WHAT YOU NEED TO DO: Your answer must be every line of the data below that holds the string "zoom", copied exactly.

DATA RECORDS:
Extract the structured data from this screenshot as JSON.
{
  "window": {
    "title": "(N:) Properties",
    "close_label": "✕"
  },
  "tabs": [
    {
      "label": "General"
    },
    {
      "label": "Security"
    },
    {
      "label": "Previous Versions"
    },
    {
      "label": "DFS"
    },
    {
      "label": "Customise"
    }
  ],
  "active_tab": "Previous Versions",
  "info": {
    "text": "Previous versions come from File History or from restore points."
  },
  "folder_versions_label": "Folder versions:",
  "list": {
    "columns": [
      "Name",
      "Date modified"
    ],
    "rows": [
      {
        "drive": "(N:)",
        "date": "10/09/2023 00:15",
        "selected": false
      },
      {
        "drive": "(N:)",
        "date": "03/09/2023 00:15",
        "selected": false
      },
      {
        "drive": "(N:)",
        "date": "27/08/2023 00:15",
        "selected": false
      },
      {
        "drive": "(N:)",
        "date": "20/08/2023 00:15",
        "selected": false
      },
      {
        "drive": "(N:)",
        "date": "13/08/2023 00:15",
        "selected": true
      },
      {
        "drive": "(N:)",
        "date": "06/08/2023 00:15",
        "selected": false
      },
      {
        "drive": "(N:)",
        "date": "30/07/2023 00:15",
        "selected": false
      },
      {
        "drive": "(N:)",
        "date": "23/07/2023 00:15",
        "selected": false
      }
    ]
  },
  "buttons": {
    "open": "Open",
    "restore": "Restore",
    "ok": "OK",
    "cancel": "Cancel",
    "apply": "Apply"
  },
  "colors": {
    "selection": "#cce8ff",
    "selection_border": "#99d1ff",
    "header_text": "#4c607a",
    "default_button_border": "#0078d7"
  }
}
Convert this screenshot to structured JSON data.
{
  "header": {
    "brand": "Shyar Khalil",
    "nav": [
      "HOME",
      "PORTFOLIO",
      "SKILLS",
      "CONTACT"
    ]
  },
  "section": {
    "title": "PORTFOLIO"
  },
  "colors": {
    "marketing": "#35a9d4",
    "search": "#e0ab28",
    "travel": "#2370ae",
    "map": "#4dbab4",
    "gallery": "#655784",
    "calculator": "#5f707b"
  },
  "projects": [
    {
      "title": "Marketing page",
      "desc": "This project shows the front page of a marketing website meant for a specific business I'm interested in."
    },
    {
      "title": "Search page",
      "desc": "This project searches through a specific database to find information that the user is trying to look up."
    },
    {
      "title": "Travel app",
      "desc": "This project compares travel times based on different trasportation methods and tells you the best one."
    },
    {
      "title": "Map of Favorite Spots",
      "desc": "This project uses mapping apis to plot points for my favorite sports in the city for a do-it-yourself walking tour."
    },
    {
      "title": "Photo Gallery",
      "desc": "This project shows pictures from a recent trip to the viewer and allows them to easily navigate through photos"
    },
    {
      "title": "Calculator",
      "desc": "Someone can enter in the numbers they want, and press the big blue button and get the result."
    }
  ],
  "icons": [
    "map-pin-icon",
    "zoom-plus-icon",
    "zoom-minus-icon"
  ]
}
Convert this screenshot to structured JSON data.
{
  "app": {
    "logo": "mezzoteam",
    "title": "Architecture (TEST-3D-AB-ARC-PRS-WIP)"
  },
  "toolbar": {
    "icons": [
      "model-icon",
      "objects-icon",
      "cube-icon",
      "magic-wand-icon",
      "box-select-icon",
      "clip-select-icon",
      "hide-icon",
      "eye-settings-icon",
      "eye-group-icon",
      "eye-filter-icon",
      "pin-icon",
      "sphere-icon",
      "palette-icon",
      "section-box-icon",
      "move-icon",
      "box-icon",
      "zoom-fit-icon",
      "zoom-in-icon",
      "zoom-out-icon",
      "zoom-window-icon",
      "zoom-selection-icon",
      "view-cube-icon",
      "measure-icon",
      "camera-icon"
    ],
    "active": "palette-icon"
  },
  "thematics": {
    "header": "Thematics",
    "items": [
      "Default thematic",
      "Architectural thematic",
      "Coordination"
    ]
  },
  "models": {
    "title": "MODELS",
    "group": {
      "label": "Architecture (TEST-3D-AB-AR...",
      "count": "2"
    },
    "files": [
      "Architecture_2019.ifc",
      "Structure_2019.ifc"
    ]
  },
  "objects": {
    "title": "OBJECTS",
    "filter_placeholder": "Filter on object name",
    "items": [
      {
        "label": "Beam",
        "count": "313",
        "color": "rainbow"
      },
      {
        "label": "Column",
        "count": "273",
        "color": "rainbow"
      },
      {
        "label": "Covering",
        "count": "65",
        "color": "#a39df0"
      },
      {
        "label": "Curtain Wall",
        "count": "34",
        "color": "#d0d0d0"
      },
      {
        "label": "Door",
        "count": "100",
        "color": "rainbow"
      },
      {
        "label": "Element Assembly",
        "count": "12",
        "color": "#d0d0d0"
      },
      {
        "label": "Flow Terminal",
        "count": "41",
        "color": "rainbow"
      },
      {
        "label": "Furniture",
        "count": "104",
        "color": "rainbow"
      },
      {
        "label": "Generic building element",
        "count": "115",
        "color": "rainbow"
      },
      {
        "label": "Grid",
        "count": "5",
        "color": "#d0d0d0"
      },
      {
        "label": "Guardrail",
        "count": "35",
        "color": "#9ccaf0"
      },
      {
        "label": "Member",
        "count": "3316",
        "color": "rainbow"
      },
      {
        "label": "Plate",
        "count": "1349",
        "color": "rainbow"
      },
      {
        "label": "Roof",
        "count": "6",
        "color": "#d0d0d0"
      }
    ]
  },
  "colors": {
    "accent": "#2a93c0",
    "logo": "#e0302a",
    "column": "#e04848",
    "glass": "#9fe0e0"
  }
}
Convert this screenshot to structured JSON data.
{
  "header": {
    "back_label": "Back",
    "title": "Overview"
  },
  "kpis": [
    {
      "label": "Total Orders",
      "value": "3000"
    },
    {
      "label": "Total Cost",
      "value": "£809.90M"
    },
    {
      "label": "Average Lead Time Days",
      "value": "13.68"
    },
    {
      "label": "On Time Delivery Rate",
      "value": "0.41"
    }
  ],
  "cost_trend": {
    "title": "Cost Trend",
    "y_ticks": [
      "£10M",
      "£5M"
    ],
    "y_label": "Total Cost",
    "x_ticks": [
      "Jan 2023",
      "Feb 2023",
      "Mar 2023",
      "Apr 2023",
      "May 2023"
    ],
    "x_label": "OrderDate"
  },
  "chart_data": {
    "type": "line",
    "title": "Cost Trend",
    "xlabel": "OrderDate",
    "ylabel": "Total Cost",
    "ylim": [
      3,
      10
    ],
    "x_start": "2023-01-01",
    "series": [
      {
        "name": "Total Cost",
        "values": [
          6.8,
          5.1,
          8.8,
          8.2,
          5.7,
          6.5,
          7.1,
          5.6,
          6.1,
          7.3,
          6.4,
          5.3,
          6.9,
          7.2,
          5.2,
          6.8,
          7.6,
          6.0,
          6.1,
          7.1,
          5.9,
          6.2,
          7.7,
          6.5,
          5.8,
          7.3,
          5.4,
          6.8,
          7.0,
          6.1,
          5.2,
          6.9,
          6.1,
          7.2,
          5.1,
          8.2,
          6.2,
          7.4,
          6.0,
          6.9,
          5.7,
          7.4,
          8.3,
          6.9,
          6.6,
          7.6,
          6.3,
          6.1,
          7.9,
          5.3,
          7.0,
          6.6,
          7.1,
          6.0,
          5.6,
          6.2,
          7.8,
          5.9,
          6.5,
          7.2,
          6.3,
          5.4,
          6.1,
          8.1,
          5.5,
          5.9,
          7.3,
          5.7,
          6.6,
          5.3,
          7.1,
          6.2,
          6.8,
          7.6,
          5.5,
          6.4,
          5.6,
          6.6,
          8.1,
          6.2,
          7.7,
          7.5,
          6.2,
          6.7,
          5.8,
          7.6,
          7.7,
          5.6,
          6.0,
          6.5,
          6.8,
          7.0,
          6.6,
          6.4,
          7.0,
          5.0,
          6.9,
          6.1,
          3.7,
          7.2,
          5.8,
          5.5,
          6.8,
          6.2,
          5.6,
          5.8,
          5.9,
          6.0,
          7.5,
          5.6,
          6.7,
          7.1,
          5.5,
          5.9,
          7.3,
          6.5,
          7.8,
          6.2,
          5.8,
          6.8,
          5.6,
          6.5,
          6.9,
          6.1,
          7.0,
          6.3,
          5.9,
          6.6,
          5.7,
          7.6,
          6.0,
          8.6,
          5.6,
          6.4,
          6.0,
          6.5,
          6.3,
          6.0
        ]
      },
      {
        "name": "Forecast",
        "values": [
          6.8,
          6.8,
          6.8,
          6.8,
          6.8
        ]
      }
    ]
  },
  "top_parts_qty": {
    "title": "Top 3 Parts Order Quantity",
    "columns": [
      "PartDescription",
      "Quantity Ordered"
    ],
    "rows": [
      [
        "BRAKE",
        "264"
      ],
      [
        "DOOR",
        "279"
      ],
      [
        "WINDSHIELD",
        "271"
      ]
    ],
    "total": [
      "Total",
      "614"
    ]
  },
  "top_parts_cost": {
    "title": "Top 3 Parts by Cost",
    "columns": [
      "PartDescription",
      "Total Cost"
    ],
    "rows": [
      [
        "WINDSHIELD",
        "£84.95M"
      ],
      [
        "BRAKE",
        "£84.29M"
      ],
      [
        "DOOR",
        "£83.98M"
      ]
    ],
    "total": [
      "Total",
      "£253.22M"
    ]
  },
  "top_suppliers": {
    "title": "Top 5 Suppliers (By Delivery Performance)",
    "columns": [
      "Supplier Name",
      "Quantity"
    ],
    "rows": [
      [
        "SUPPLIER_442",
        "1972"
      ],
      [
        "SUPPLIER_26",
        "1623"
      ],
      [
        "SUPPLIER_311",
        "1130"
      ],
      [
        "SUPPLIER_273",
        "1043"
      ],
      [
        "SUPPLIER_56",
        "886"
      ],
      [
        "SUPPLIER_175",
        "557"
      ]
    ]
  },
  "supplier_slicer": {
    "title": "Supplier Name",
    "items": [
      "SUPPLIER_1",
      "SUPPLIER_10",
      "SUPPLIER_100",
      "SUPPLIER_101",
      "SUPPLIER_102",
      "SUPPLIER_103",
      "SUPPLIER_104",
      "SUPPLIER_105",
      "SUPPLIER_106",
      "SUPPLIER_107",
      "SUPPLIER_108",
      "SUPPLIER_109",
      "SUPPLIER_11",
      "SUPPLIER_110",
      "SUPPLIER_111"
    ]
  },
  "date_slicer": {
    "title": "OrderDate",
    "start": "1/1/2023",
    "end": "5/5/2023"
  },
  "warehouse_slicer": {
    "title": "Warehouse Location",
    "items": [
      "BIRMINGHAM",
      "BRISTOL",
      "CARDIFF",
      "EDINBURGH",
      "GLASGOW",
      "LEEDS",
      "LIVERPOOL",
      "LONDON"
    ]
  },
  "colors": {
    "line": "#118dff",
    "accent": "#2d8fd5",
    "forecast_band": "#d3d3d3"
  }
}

FINAL ANSWER:
    "zoom-plus-icon",
    "zoom-minus-icon"
      "zoom-fit-icon",
      "zoom-in-icon",
      "zoom-out-icon",
      "zoom-window-icon",
      "zoom-selection-icon",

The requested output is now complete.